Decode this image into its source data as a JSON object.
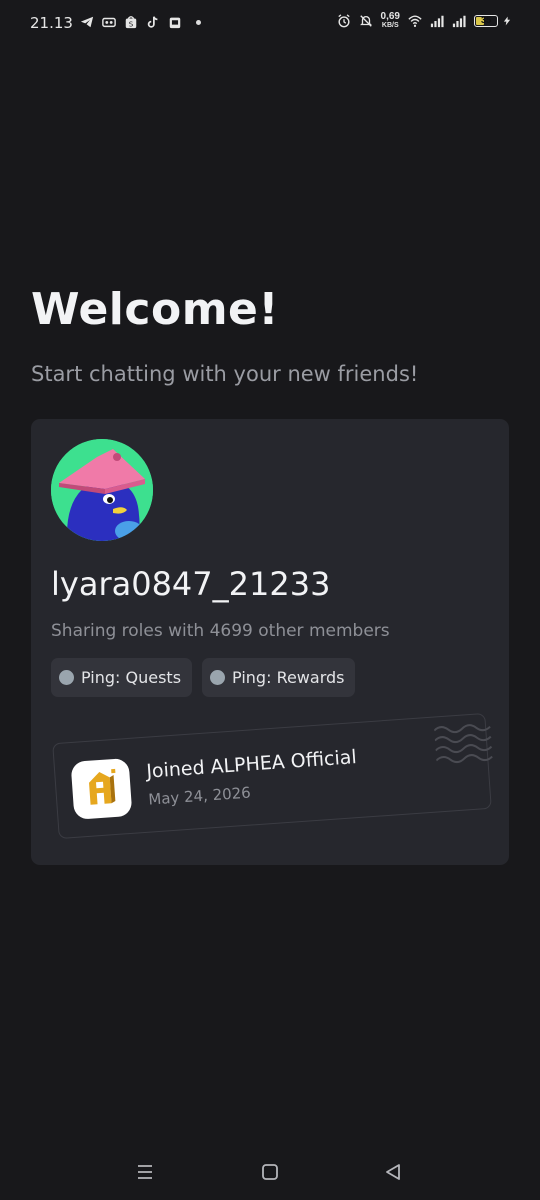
{
  "status_bar": {
    "time": "21.13",
    "net_speed_value": "0,69",
    "net_speed_unit": "KB/S",
    "battery_level": "35",
    "icons_left": [
      "telegram-icon",
      "recorder-icon",
      "shopee-icon",
      "tiktok-icon",
      "app-icon"
    ],
    "icons_right": [
      "alarm-icon",
      "mute-icon",
      "wifi-icon",
      "signal-icon",
      "signal-icon",
      "battery-icon",
      "charging-icon"
    ]
  },
  "main": {
    "title": "Welcome!",
    "subtitle": "Start chatting with your new friends!"
  },
  "card": {
    "username": "lyara0847_21233",
    "sharing_text": "Sharing roles with 4699 other members",
    "roles": [
      {
        "label": "Ping: Quests"
      },
      {
        "label": "Ping: Rewards"
      }
    ],
    "joined": {
      "text": "Joined ALPHEA Official",
      "date": "May 24, 2026"
    }
  },
  "nav": {
    "icons": [
      "menu-icon",
      "home-icon",
      "back-icon"
    ]
  },
  "colors": {
    "background": "#18181b",
    "card": "#26272d",
    "chip": "#33343b",
    "avatar_bg": "#3de08f",
    "server_logo": "#e6a71e"
  }
}
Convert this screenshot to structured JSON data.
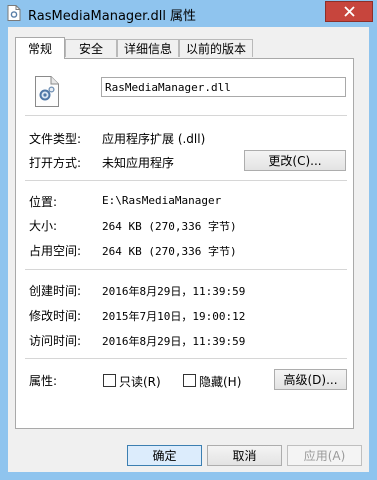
{
  "window": {
    "title": "RasMediaManager.dll 属性"
  },
  "tabs": [
    {
      "label": "常规"
    },
    {
      "label": "安全"
    },
    {
      "label": "详细信息"
    },
    {
      "label": "以前的版本"
    }
  ],
  "general": {
    "file_name": "RasMediaManager.dll",
    "file_type_label": "文件类型:",
    "file_type_value": "应用程序扩展 (.dll)",
    "opens_with_label": "打开方式:",
    "opens_with_value": "未知应用程序",
    "change_button": "更改(C)...",
    "location_label": "位置:",
    "location_value": "E:\\RasMediaManager",
    "size_label": "大小:",
    "size_value": "264 KB (270,336 字节)",
    "size_on_disk_label": "占用空间:",
    "size_on_disk_value": "264 KB (270,336 字节)",
    "created_label": "创建时间:",
    "created_value": "2016年8月29日，11:39:59",
    "modified_label": "修改时间:",
    "modified_value": "2015年7月10日，19:00:12",
    "accessed_label": "访问时间:",
    "accessed_value": "2016年8月29日，11:39:59",
    "attributes_label": "属性:",
    "readonly_label": "只读(R)",
    "hidden_label": "隐藏(H)",
    "advanced_button": "高级(D)..."
  },
  "buttons": {
    "ok": "确定",
    "cancel": "取消",
    "apply": "应用(A)"
  },
  "icons": {
    "title": "dll-file-icon",
    "close": "close-icon",
    "file": "dll-file-gear-icon"
  },
  "colors": {
    "frame": "#8fc4ee",
    "close": "#c7453d"
  }
}
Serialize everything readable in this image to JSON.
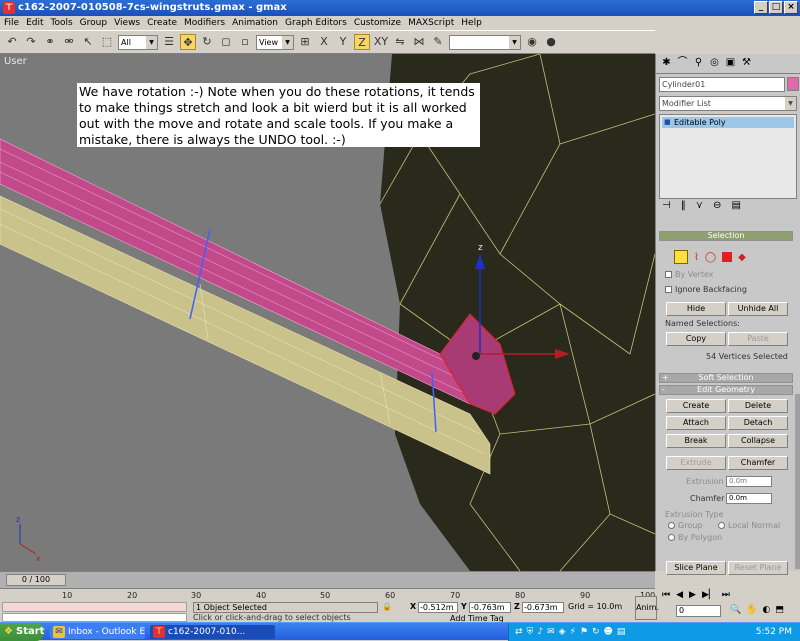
{
  "window": {
    "title": "c162-2007-010508-7cs-wingstruts.gmax - gmax",
    "app_icon": "gmax-app-icon",
    "controls": [
      "_",
      "□",
      "×"
    ]
  },
  "menu": [
    "File",
    "Edit",
    "Tools",
    "Group",
    "Views",
    "Create",
    "Modifiers",
    "Animation",
    "Graph Editors",
    "Customize",
    "MAXScript",
    "Help"
  ],
  "toolbar": {
    "selection_filter": "All",
    "reference_coord": "View"
  },
  "viewport": {
    "label": "User",
    "annotation": "We have rotation :-)  Note when you do these rotations, it tends to make things stretch  and look a bit wierd but it is all worked out with the move and rotate and scale tools.  If you make a mistake, there is always the UNDO tool. :-)",
    "axis_z": "z",
    "gizmo_z": "z",
    "axis_x": "x"
  },
  "command_panel": {
    "object_name": "Cylinder01",
    "modifier_list": "Modifier List",
    "stack_item": "Editable Poly",
    "selection": {
      "title": "Selection",
      "by_vertex": "By Vertex",
      "ignore_backfacing": "Ignore Backfacing",
      "hide": "Hide",
      "unhide_all": "Unhide All",
      "named_selections": "Named Selections:",
      "copy": "Copy",
      "paste": "Paste",
      "status": "54 Vertices Selected"
    },
    "soft_selection": {
      "title": "Soft Selection",
      "sign": "+"
    },
    "edit_geometry": {
      "title": "Edit Geometry",
      "sign": "-",
      "create": "Create",
      "delete": "Delete",
      "attach": "Attach",
      "detach": "Detach",
      "break": "Break",
      "collapse": "Collapse",
      "extrude": "Extrude",
      "chamfer": "Chamfer",
      "extrusion_label": "Extrusion",
      "extrusion_value": "0.0m",
      "chamfer_label": "Chamfer",
      "chamfer_value": "0.0m",
      "extrusion_type": "Extrusion Type",
      "group": "Group",
      "local_normal": "Local Normal",
      "by_polygon": "By Polygon",
      "slice_plane": "Slice Plane",
      "reset_plane": "Reset Plane"
    }
  },
  "timeline": {
    "thumb": "0 / 100",
    "ticks": [
      "10",
      "20",
      "30",
      "40",
      "50",
      "60",
      "70",
      "80",
      "90",
      "100"
    ]
  },
  "status": {
    "selection": "1 Object Selected",
    "prompt": "Click or click-and-drag to select objects",
    "x_label": "X",
    "x": "-0.512m",
    "y_label": "Y",
    "y": "-0.763m",
    "z_label": "Z",
    "z": "-0.673m",
    "grid": "Grid = 10.0m",
    "add_time_tag": "Add Time Tag",
    "anim": "Anim.",
    "frame": "0"
  },
  "taskbar": {
    "start": "Start",
    "tasks": [
      {
        "label": "Inbox - Outlook E...",
        "icon": "outlook-icon"
      },
      {
        "label": "c162-2007-010...",
        "icon": "gmax-icon"
      }
    ],
    "clock": "5:52 PM"
  },
  "colors": {
    "title_bar": "#1c4fb8",
    "viewport_bg": "#7a7a7a",
    "strut_pink": "#c24a8a",
    "strut_tan": "#c9c28a",
    "selection_red": "#e02020",
    "taskbar": "#245edb"
  }
}
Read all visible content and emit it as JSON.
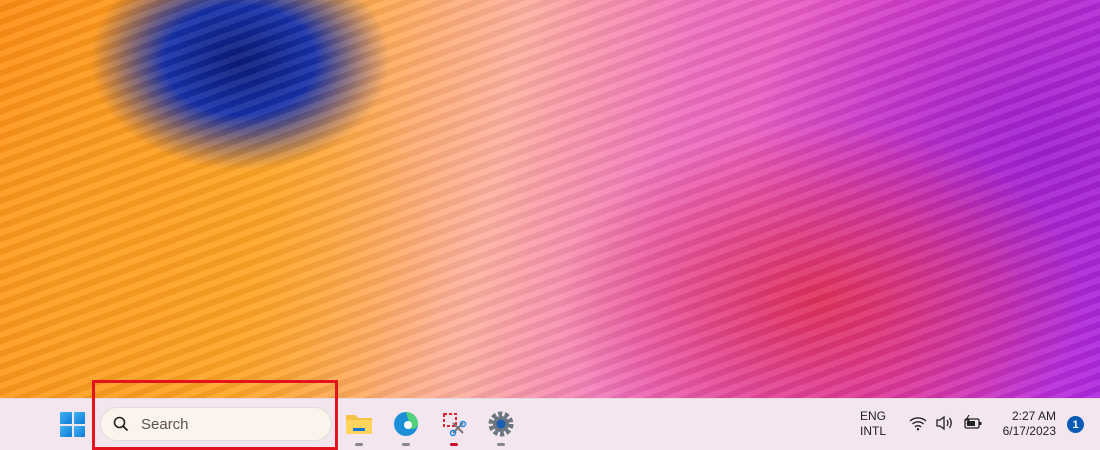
{
  "taskbar": {
    "search": {
      "placeholder": "Search"
    },
    "apps": [
      {
        "name": "File Explorer",
        "icon": "folder-icon"
      },
      {
        "name": "Microsoft Edge",
        "icon": "edge-icon"
      },
      {
        "name": "Snipping Tool",
        "icon": "snipping-tool-icon"
      },
      {
        "name": "Settings",
        "icon": "gear-icon"
      }
    ],
    "tray": {
      "lang_line1": "ENG",
      "lang_line2": "INTL",
      "time": "2:27 AM",
      "date": "6/17/2023",
      "notification_count": "1"
    }
  },
  "colors": {
    "annotation": "#e3141e",
    "accent": "#0a5bb5"
  }
}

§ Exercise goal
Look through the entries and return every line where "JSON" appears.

§ Exercise output
Decode this image into its source data as a JSON object.
Convert this screenshot to structured JSON data.
Serialize everything readable in this image to JSON.
Read all visible content and emit it as JSON.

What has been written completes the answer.